Required action
Please return every line in the entries below with the word "USDT" in it.
####################
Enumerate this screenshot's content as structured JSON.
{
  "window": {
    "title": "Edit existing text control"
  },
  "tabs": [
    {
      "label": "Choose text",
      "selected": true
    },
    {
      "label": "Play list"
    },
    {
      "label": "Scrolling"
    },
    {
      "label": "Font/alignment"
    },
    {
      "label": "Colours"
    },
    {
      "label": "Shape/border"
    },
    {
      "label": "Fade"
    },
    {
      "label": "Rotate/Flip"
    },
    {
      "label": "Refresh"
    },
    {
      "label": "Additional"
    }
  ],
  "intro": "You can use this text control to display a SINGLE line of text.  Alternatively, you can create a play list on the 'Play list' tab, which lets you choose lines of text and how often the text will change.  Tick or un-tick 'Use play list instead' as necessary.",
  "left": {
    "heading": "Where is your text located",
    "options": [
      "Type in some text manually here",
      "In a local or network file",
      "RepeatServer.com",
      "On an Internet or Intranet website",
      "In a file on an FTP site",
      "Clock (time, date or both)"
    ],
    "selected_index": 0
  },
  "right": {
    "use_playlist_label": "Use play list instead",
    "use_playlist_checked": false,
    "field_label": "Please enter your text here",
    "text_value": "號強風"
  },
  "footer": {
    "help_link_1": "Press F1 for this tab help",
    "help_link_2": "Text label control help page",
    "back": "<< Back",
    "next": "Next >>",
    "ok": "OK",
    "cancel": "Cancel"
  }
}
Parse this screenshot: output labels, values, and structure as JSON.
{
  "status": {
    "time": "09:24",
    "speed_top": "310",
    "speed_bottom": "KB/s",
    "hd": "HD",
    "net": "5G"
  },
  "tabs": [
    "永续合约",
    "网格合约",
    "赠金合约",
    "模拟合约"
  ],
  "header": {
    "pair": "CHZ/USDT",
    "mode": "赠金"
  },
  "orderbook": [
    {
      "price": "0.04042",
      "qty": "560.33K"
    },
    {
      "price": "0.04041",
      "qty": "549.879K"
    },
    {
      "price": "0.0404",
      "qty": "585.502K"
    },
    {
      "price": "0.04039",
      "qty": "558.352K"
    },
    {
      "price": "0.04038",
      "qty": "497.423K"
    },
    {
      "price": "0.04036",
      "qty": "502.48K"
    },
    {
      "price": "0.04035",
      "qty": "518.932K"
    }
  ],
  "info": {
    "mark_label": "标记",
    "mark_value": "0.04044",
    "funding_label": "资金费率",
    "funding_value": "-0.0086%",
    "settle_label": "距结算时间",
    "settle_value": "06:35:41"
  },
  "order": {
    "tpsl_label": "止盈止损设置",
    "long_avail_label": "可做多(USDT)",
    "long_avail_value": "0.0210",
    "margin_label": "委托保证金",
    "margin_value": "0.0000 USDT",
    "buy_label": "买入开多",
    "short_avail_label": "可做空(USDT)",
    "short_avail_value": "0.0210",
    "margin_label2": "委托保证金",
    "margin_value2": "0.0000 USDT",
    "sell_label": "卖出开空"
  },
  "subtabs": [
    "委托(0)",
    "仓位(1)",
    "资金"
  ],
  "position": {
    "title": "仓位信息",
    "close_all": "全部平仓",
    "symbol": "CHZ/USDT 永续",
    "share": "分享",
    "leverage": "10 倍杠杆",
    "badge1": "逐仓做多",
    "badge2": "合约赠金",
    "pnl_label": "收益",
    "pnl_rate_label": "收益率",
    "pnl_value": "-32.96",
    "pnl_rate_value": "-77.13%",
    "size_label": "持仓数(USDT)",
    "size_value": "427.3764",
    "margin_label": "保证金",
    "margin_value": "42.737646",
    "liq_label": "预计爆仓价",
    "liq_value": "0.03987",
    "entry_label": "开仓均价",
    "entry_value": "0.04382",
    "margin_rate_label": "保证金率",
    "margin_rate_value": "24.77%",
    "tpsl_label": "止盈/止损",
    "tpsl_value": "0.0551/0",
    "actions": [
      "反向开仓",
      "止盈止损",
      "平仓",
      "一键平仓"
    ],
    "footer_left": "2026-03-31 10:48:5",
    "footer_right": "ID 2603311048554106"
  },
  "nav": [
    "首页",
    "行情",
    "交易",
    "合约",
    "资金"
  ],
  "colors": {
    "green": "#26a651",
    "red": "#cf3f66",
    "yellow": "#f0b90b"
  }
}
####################
Result of this task
    "pair": "CHZ/USDT",
    "long_avail_label": "可做多(USDT)",
    "margin_value": "0.0000 USDT",
    "short_avail_label": "可做空(USDT)",
    "margin_value2": "0.0000 USDT",
    "symbol": "CHZ/USDT 永续",
    "size_label": "持仓数(USDT)",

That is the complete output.